According to Emm, if cyber criminals access enough smaller businesses, it can give them enough collateral to access a big organisation directly.
The next thing SME’s need to attend to is the awareness of employees about cyber security.
Phishing, spear phishingand watering-hole attacks are often used to trick staff into giving away confidential information, such as passwords and account details, which could help grant a cyber criminal access to the company’s infrastructure.
“This could enable the hacker to steal valuable customer and corporate data, so employees need to know what to be on the lookout for,” said Emm.
Another aspect of awareness is the increasing use of humans as part of the hacking process, he said. For example, if an SME allows a contractor who visits the office each week to connect his USB stick to a company computer, this could be exploited as a way of infecting the network with data-stealing malware.
“In a world where people are eager to help others, something so small can have an overall damaging effect,” said Emm.
Small companies often lack IT support which keep an eye out for potential cyber threats. Larger companies tend to have IT managers, who would keep up to date with relevant security news, making them aware of the potential cyber threats.
“In smaller companies that lack this, it is important for all employees to keep their ear to the ground in terms of recent threats, and to get in third-party vendors and experts to educate their staff so all can keep an eye out for the tell-tale signs,” said Emm.
Forward planning is also an issue SMEs need to be aware of, he said. SME should have a recovery policy in place if they are hacked to ensure the business can get back to a positive, secure and reputable state.
“Make sure all employees know they have a responsibility in terms of the company’s IT security,” said Emm.
Finally, it is vital to ensure all staff are educated on security policies, just as they are on health and safety issues, said Emm.
“This is important in all organisations but in particular, for smaller companies.
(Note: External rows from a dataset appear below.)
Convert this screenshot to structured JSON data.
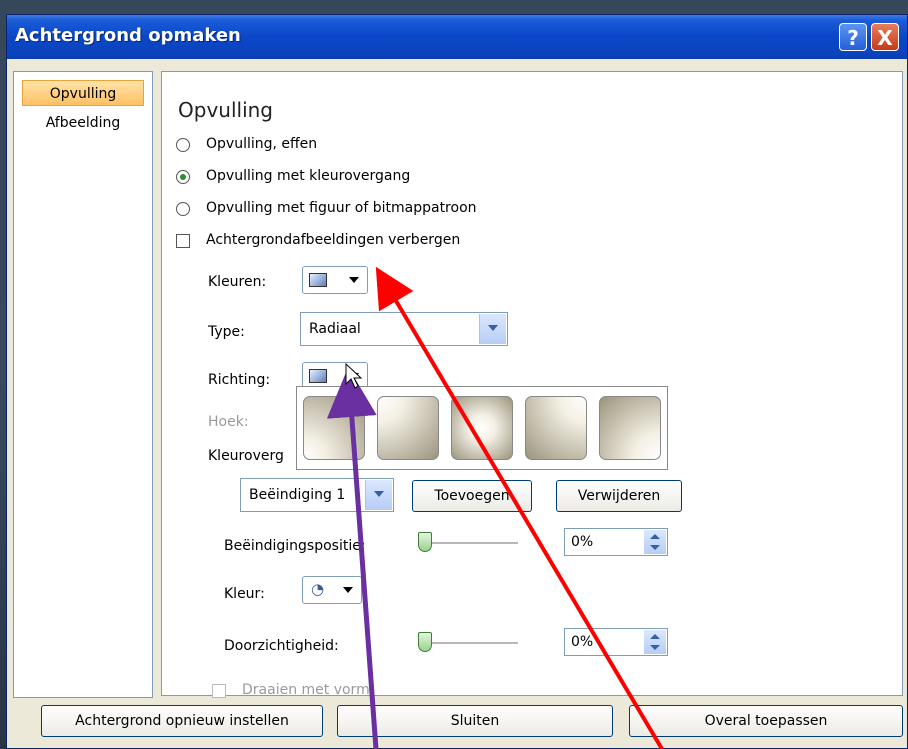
{
  "window": {
    "title": "Achtergrond opmaken",
    "help_icon": "?",
    "close_icon": "X"
  },
  "sidebar": {
    "items": [
      {
        "label": "Opvulling",
        "selected": true
      },
      {
        "label": "Afbeelding",
        "selected": false
      }
    ]
  },
  "section": {
    "title": "Opvulling"
  },
  "fill_options": {
    "solid": "Opvulling, effen",
    "gradient": "Opvulling met kleurovergang",
    "picture": "Opvulling met figuur of bitmappatroon",
    "hide_background": "Achtergrondafbeeldingen verbergen"
  },
  "controls": {
    "colors_label": "Kleuren:",
    "type_label": "Type:",
    "type_value": "Radiaal",
    "direction_label": "Richting:",
    "angle_label": "Hoek:",
    "gradient_stops_label": "Kleuroverg",
    "stop_value": "Beëindiging 1",
    "add_button": "Toevoegen",
    "remove_button": "Verwijderen",
    "stop_position_label": "Beëindigingspositie:",
    "stop_position_value": "0%",
    "color_label": "Kleur:",
    "transparency_label": "Doorzichtigheid:",
    "transparency_value": "0%",
    "rotate_label": "Draaien met vorm"
  },
  "footer": {
    "reset_button": "Achtergrond opnieuw instellen",
    "close_button": "Sluiten",
    "apply_all_button": "Overal toepassen"
  },
  "colors": {
    "title_bar": "#0a47c8",
    "arrow_red": "#ff0000",
    "arrow_purple": "#6a2fa0",
    "accent_selected": "#ffc163"
  }
}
You need to demystify the issues, explain them in an easy-to-understand manner, use analogies if necessary; create a few simple top tips or do’s and don’ts for staff to follow and place posters including these all over the office,” he said.
But Emm emphasised that this security strategy is not a one-off activity. “It will need to be revisited on a regular basis to keep up with the security landscape and keep security issues front of mind.
“All SME employees need to be responsible for security, especially with the number of personal devices being used for work,” he said.